The first myth is that State elections are fought only on local issues. One undisputed explanation of the poll verdict is that voters have clearly and strongly registered their anger against the Congress-led UPA government. The corollary is the absolute rejection of the Congress culture symbolising corruption, nepotism, dynastic rule, factional politics and indecisiveness.
Votes can be garnered by throwing popular programmes in the last phase of the term is another negated myth in these elections. With Central assistance, Congress governments in Delhi and Rajasthan poured in money in the name of welfare schemes, but people refused to sell their votes for this gimmick. This can be an indicator of plugging the loopholes in populist programmes which is the main source of corruption in Congress culture.
Another point on which, the so-called secular minds were harping on was ‘BJP looses where Modi campaigns’. The remarkable victory in 70 per cent seats that went for polls, where Shri Modi held 170 public meetings, will certainly make them think twice on this issue.
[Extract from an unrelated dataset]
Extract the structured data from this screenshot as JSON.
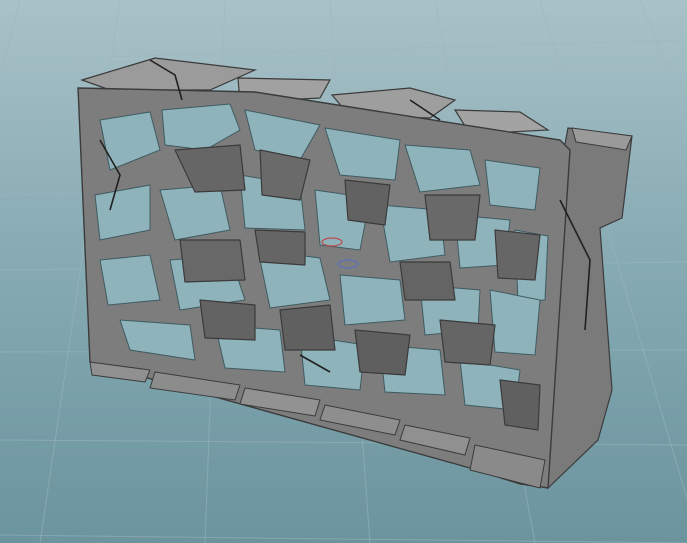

Rajasthan victory for BJP was certain but winning three forth of the seats is a definite Modi effect. Shivraj Singh and Raman Singh both were facing anti-incumbencies of two terms. BJP improved its tally in Madhya Pradesh and retained the seats in the Naxal-ridden State of Chhattisgarh. The outcome in the areas where Modi campaigned are decisively favourable to the BJP. In the process, after Gujarat, both the states from Central India have proved that good governance and credible leadership can create pro-incumbency.
Political pundits considered BSP voters as the most loyal and silent. Contrary to this perception, in all the states, BSP was the substantial loser and both the national parties gained out of it. So no voter can be taken for granted, is another message of these elections.
The emergence of AAP has broken many myths of Indian politics. There was a precedence of building a new party in 9 months time by NT Rama Rao in Andhra Pradesh but party coming out of a movement and making spectacular show in 8 months time is unprecedented. Volunteerism, instead of nepotism, is back in Indian politics. Obviously, the myth of ‘political legacy to be successful in politics’ nurtured in the Congress culture is also shaken. Barring the credible candidates with inheritance, most of the dynastic heirs were defeated.
Electioneering requires lot of money and only rich people can fight elections has been the common perception in the last few decades. The corollary assumption was that traditional methods of campaigning are outdated. AAP combined conventional methods of public contact with the virtual campaign. The presence of ordinary young candidates in the political fray was also a welcome change. Elections still can be fought on issues and party lines, instead of only money and muscle power or caste and communal lines, is also reiterated.
If these broken myths stay on the India’s political scene, then illusions of the Congress that it is the natural party of governance and the only party with national presence will be broken once and for all in the coming general elections.